Poor faculty attendance plagues students

According to students, professors not showing up to class is a common occurrence on campus, with the highest number of complaints directed at the College of Arts and Sciences.

Alison Gaines, 19, a junior elementary education student from Atlanta, said she took a history course where the professor only showed up to seven of the 15 class meetings.

“We only met once a week so I felt it was really important for the professor to come,” Gaines said. “As the semester went on I got more and more upset.”

Gaines said there was never any prior notification of the professor’s absence and all the students could do was wait 15 or 20 minutes and then leave.

Paul Lovely, 20, a junior political science student from Pensacola, said he had an English professor that was absent more times then present.

“I was kind of upset because I paid for the class,” Lovely said. “If worse comes to worse, my advice to other students who have a teacher who is absent regularly is to withdraw from the class.”

Arthur Washington, dean of the College of Arts and Sciences, addressed attendance issues with some faculty members within the college.

“There is a problem with some professors missing classes,” Washington said.

Washington said that when he does receive complaints, he notifies the chairperson of the department who Washington said will then “handle it.”

But according to Jennifer Jackson, 21, a junior political science student from Boston and Saleemah Stanley, 22, a senior journalism student from Sarasota, their complaints to Gary Paul, chairperson of history, political science and African-American studies department, did not change their professor’s poor class attendance.

Stanley, who plans to attend law school after graduation, said the political science classes she took were a waste of time and money.

“My professor would always miss class at least once a week and when he did come he was ridiculously unprepared. I was extremely upset because I was showing up and my professor didn’t even have the decency to tell us he wasn’t going to be there,” Stanley said.

Stanley said she went to Paul after midterm to complain about the professor’s poor attendance.

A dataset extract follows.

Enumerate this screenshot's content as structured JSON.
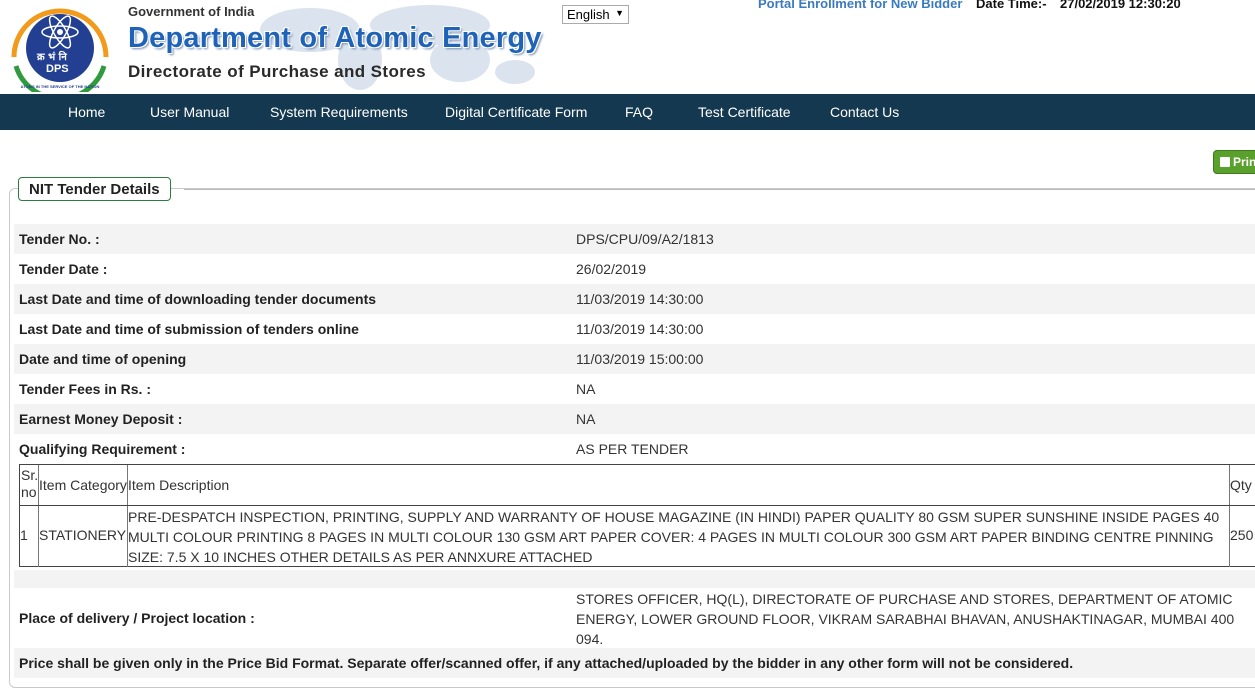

“I told him how we didn’t use a book, have a syllabus or do any work and how it was obvious that the teacher was just going to give out A’s. I was told [by Paul] to just take my A and audit the class next semester,” Stanley said.

A student who audits a course receives no credit but must register and pay the appropriate fee for the course.

Jackson said she went to Paul with a similar complaint and was once given the same response.

“I told him we had not done anything and the teacher had already told us that we will get an A,” Jackson said. “I was told [by Paul] to take an A for this class and audit the class the following semester.

Responding to Stanley and Jackson’s comments, Paul said, “I never told a student to take an A and audit a class.”

Paul also said he does not think professor absences are a problem in the political science department.

But what students are saying is entirely different. Stanley complained last spring, However, students say they are still experiencing poor attendance from Stanley’s past instructor, County Commissioner Bill Proctor.

Tiffanie Rivers, 21, a junior political science from Clewiston, said her political science class taught by Proctor was cancelled for almost two weeks in October.

“The class was told [on Oct. 3] by the office secretary that he was in court and to call the office the next week to see if class would be held,” Rivers said.

Proctor’s criminal county trial was held in Tallahassee on Oct. 8.

Although Proctor’s class was cancelled for several days, according to his students, his trial started and ended on the same day.

Proctor declined to comment when he was asked to comment on student complaints about his attendance,

Paul said he has an idea whether or not a professor is attending class because a professor has office hours and meetings where he sees them.

“If there are no complaints and documentation is being done then it is our assumption that class is being held,” Paul said. “I don’t go down in their classroom and look, I don’t have to do that with our faculty.”

But students disagree. Senior political science student Yvette Massey, 36, from New Orleans, and Jackson said every semester they take political science courses there is at least one professor that does not show up regularly.

“We are going to be very ill-prepared for law school,” Massey said.

Juanita Coats-Brooks, a professor of biology, who works within the College of Arts and Sciences, agrees with student complaints about the college.

“There are some faculty members that are responsible and we have a lot that are not,” Brooks said.

“I have had students come to me and say, ‘Dr. Brooks, we haven’t had a professor in two weeks’, and these are kids that have to take licensed exams but the material is not being taught.”